All of the data that follows is to be printed exactly, without pictures.

** Opening Data excerpts block **

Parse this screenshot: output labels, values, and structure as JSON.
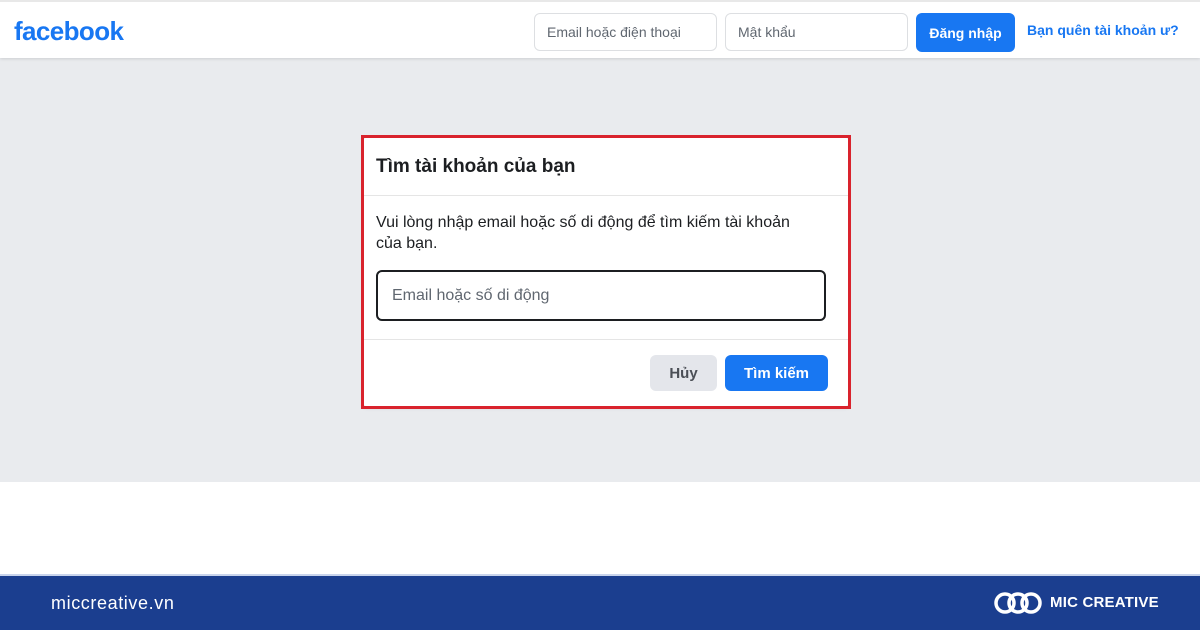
{
  "navbar": {
    "logo_text": "facebook",
    "email_placeholder": "Email hoặc điện thoại",
    "password_placeholder": "Mật khẩu",
    "login_label": "Đăng nhập",
    "forgot_label": "Bạn quên tài khoản ư?"
  },
  "dialog": {
    "title": "Tìm tài khoản của bạn",
    "description": "Vui lòng nhập email hoặc số di động để tìm kiếm tài khoản của bạn.",
    "input_placeholder": "Email hoặc số di động",
    "input_value": "",
    "cancel_label": "Hủy",
    "search_label": "Tìm kiếm"
  },
  "brand": {
    "site": "miccreative.vn",
    "name": "MIC CREATIVE",
    "logo_icon": "mic-creative-logo-icon"
  },
  "colors": {
    "facebook_blue": "#1877f2",
    "highlight_red": "#d9232d",
    "brand_bar": "#1b3e8f",
    "content_gray": "#e9ebee"
  }
}
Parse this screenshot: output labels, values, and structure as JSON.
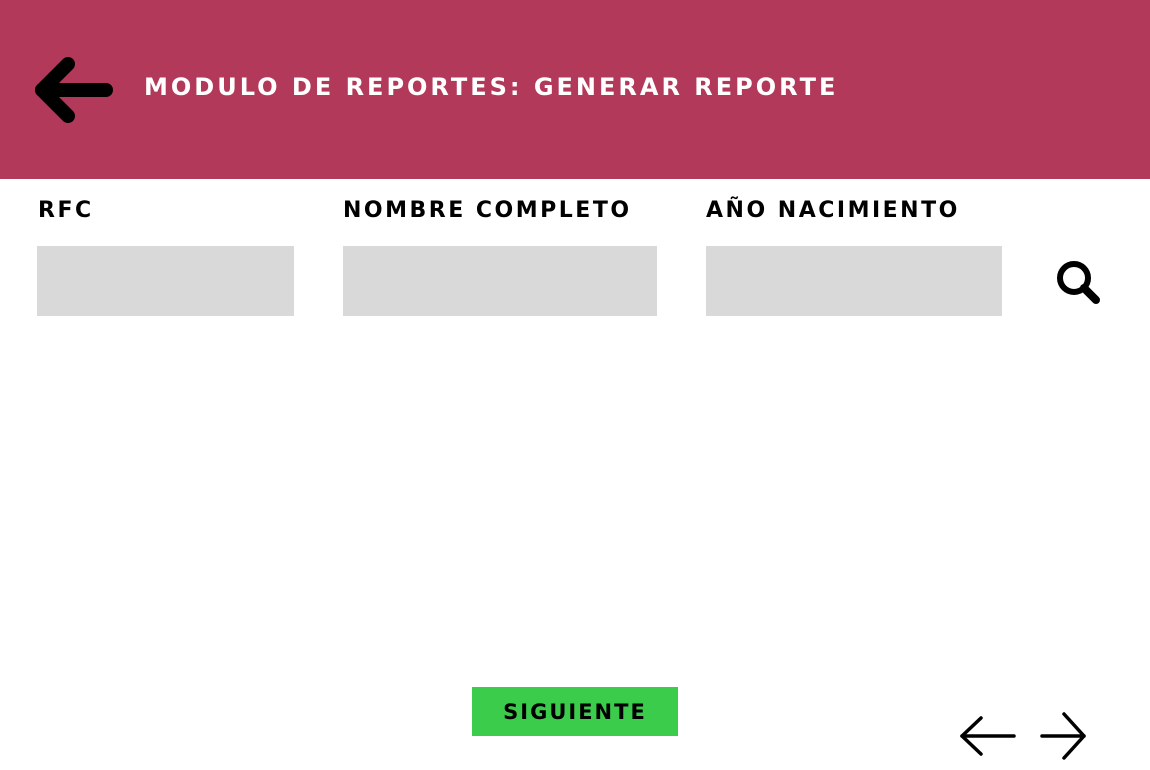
{
  "header": {
    "title": "MODULO DE REPORTES: GENERAR REPORTE",
    "background_color": "#b3395a",
    "back_icon": "arrow-left-icon"
  },
  "search_form": {
    "fields": [
      {
        "label": "RFC",
        "value": "",
        "placeholder": ""
      },
      {
        "label": "NOMBRE COMPLETO",
        "value": "",
        "placeholder": ""
      },
      {
        "label": "AÑO NACIMIENTO",
        "value": "",
        "placeholder": ""
      }
    ],
    "field_color": "#d9d9d9",
    "search_icon": "search-icon"
  },
  "footer": {
    "next_label": "SIGUIENTE",
    "next_color": "#3ccc4c",
    "prev_page_icon": "arrow-left-icon",
    "next_page_icon": "arrow-right-icon"
  }
}
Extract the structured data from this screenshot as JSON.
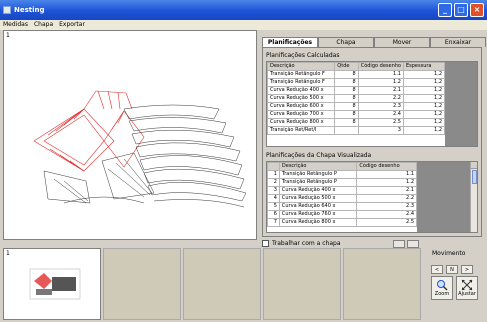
{
  "window": {
    "title": "Nesting"
  },
  "menu": [
    "Medidas",
    "Chapa",
    "Exportar"
  ],
  "canvas": {
    "sheet_number": "1"
  },
  "tabs": [
    "Planificações",
    "Chapa",
    "Mover",
    "Enxaixar"
  ],
  "planificacoes": {
    "label": "Planificações Calculadas",
    "columns": [
      "Descrição",
      "Qtde",
      "Código desenho",
      "Espessura"
    ],
    "rows": [
      [
        "Transição Retângulo F",
        "8",
        "1.1",
        "1,2"
      ],
      [
        "Transição Retângulo F",
        "8",
        "1.2",
        "1,2"
      ],
      [
        "Curva Redução 400 x",
        "8",
        "2.1",
        "1,2"
      ],
      [
        "Curva Redução 500 x",
        "8",
        "2.2",
        "1,2"
      ],
      [
        "Curva Redução 600 x",
        "8",
        "2.3",
        "1,2"
      ],
      [
        "Curva Redução 700 x",
        "8",
        "2.4",
        "1,2"
      ],
      [
        "Curva Redução 800 x",
        "8",
        "2.5",
        "1,2"
      ],
      [
        "Transição Ret/Ret/I",
        "",
        "3",
        "1,2"
      ]
    ]
  },
  "chapa": {
    "label": "Planificações da Chapa Visualizada",
    "columns": [
      "",
      "Descrição",
      "Código desenho"
    ],
    "rows": [
      [
        "1",
        "Transição Retângulo P",
        "1.1"
      ],
      [
        "2",
        "Transição Retângulo P",
        "1.2"
      ],
      [
        "3",
        "Curva Redução 400 x",
        "2.1"
      ],
      [
        "4",
        "Curva Redução 500 x",
        "2.2"
      ],
      [
        "5",
        "Curva Redução 640 x",
        "2.3"
      ],
      [
        "6",
        "Curva Redução 760 x",
        "2.4"
      ],
      [
        "7",
        "Curva Redução 800 x",
        "2.5"
      ]
    ]
  },
  "checkbox": {
    "label": "Trabalhar com a chapa"
  },
  "thumbnails": {
    "first_number": "1"
  },
  "movimento": {
    "title": "Movimento",
    "buttons": [
      "<",
      "N",
      ">"
    ],
    "zoom_label": "Zoom",
    "ajustar_label": "Ajustar"
  },
  "colors": {
    "titlebar": "#1d54d8",
    "highlight_parts": "#e03030",
    "grid_fill": "#8a8a8a"
  }
}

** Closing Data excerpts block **

Written response:
Parse this screenshot: output labels, values, and structure as JSON.
{
  "navbar": {
    "logo_text": "facebook",
    "email_placeholder": "Email hoặc điện thoại",
    "password_placeholder": "Mật khẩu",
    "login_label": "Đăng nhập",
    "forgot_label": "Bạn quên tài khoản ư?"
  },
  "dialog": {
    "title": "Tìm tài khoản của bạn",
    "description": "Vui lòng nhập email hoặc số di động để tìm kiếm tài khoản của bạn.",
    "input_placeholder": "Email hoặc số di động",
    "input_value": "",
    "cancel_label": "Hủy",
    "search_label": "Tìm kiếm"
  },
  "brand": {
    "site": "miccreative.vn",
    "name": "MIC CREATIVE",
    "logo_icon": "mic-creative-logo-icon"
  },
  "colors": {
    "facebook_blue": "#1877f2",
    "highlight_red": "#d9232d",
    "brand_bar": "#1b3e8f",
    "content_gray": "#e9ebee"
  }
}
Parse this screenshot: output labels, values, and structure as JSON.
{
  "header": {
    "title": "MODULO DE REPORTES: GENERAR REPORTE",
    "background_color": "#b3395a",
    "back_icon": "arrow-left-icon"
  },
  "search_form": {
    "fields": [
      {
        "label": "RFC",
        "value": "",
        "placeholder": ""
      },
      {
        "label": "NOMBRE COMPLETO",
        "value": "",
        "placeholder": ""
      },
      {
        "label": "AÑO NACIMIENTO",
        "value": "",
        "placeholder": ""
      }
    ],
    "field_color": "#d9d9d9",
    "search_icon": "search-icon"
  },
  "footer": {
    "next_label": "SIGUIENTE",
    "next_color": "#3ccc4c",
    "prev_page_icon": "arrow-left-icon",
    "next_page_icon": "arrow-right-icon"
  }
}
Extract the structured data from this screenshot as JSON.
{
  "window": {
    "title": "Nesting"
  },
  "menu": [
    "Medidas",
    "Chapa",
    "Exportar"
  ],
  "canvas": {
    "sheet_number": "1"
  },
  "tabs": [
    "Planificações",
    "Chapa",
    "Mover",
    "Enxaixar"
  ],
  "planificacoes": {
    "label": "Planificações Calculadas",
    "columns": [
      "Descrição",
      "Qtde",
      "Código desenho",
      "Espessura"
    ],
    "rows": [
      [
        "Transição Retângulo F",
        "8",
        "1.1",
        "1,2"
      ],
      [
        "Transição Retângulo F",
        "8",
        "1.2",
        "1,2"
      ],
      [
        "Curva Redução 400 x",
        "8",
        "2.1",
        "1,2"
      ],
      [
        "Curva Redução 500 x",
        "8",
        "2.2",
        "1,2"
      ],
      [
        "Curva Redução 600 x",
        "8",
        "2.3",
        "1,2"
      ],
      [
        "Curva Redução 700 x",
        "8",
        "2.4",
        "1,2"
      ],
      [
        "Curva Redução 800 x",
        "8",
        "2.5",
        "1,2"
      ],
      [
        "Transição Ret/Ret/I",
        "",
        "3",
        "1,2"
      ]
    ]
  },
  "chapa": {
    "label": "Planificações da Chapa Visualizada",
    "columns": [
      "",
      "Descrição",
      "Código desenho"
    ],
    "rows": [
      [
        "1",
        "Transição Retângulo P",
        "1.1"
      ],
      [
        "2",
        "Transição Retângulo P",
        "1.2"
      ],
      [
        "3",
        "Curva Redução 400 x",
        "2.1"
      ],
      [
        "4",
        "Curva Redução 500 x",
        "2.2"
      ],
      [
        "5",
        "Curva Redução 640 x",
        "2.3"
      ],
      [
        "6",
        "Curva Redução 760 x",
        "2.4"
      ],
      [
        "7",
        "Curva Redução 800 x",
        "2.5"
      ]
    ]
  },
  "checkbox": {
    "label": "Trabalhar com a chapa"
  },
  "thumbnails": {
    "first_number": "1"
  },
  "movimento": {
    "title": "Movimento",
    "buttons": [
      "<",
      "N",
      ">"
    ],
    "zoom_label": "Zoom",
    "ajustar_label": "Ajustar"
  },
  "colors": {
    "titlebar": "#1d54d8",
    "highlight_parts": "#e03030",
    "grid_fill": "#8a8a8a"
  }
}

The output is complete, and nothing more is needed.